▶ _Assignment_
Find the word "this" in the material below and gather every line that contains it.
....
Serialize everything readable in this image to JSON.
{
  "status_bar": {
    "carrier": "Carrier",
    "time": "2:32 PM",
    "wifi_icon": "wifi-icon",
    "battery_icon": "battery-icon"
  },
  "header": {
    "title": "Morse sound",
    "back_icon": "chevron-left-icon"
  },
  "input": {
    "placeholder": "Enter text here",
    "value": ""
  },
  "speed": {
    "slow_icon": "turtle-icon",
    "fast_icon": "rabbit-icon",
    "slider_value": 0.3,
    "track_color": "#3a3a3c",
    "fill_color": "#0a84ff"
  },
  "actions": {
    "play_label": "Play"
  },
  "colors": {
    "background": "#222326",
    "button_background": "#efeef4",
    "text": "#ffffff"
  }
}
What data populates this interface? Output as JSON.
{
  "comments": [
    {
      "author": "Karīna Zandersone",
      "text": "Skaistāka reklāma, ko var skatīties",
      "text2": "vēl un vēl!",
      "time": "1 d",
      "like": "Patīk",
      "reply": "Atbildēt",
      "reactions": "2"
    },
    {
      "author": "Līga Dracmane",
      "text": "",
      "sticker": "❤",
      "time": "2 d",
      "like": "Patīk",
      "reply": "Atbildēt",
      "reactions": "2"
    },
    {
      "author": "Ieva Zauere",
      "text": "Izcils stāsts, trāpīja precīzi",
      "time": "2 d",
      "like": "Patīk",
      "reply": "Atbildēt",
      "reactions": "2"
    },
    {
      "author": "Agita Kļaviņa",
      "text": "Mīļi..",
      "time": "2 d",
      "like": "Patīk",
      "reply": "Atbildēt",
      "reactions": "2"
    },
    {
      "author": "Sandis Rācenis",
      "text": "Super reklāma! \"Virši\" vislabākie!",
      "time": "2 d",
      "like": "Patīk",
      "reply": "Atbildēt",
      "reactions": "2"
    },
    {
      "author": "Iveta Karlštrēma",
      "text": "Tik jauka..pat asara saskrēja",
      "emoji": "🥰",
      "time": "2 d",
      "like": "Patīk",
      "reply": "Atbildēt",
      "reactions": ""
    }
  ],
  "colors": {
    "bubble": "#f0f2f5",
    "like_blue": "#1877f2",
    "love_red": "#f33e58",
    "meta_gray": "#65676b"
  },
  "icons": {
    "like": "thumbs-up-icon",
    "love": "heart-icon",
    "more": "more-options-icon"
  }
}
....
▶ _Completed task_
Serialize everything readable in this image to JSON.
What data populates this interface? Output as JSON.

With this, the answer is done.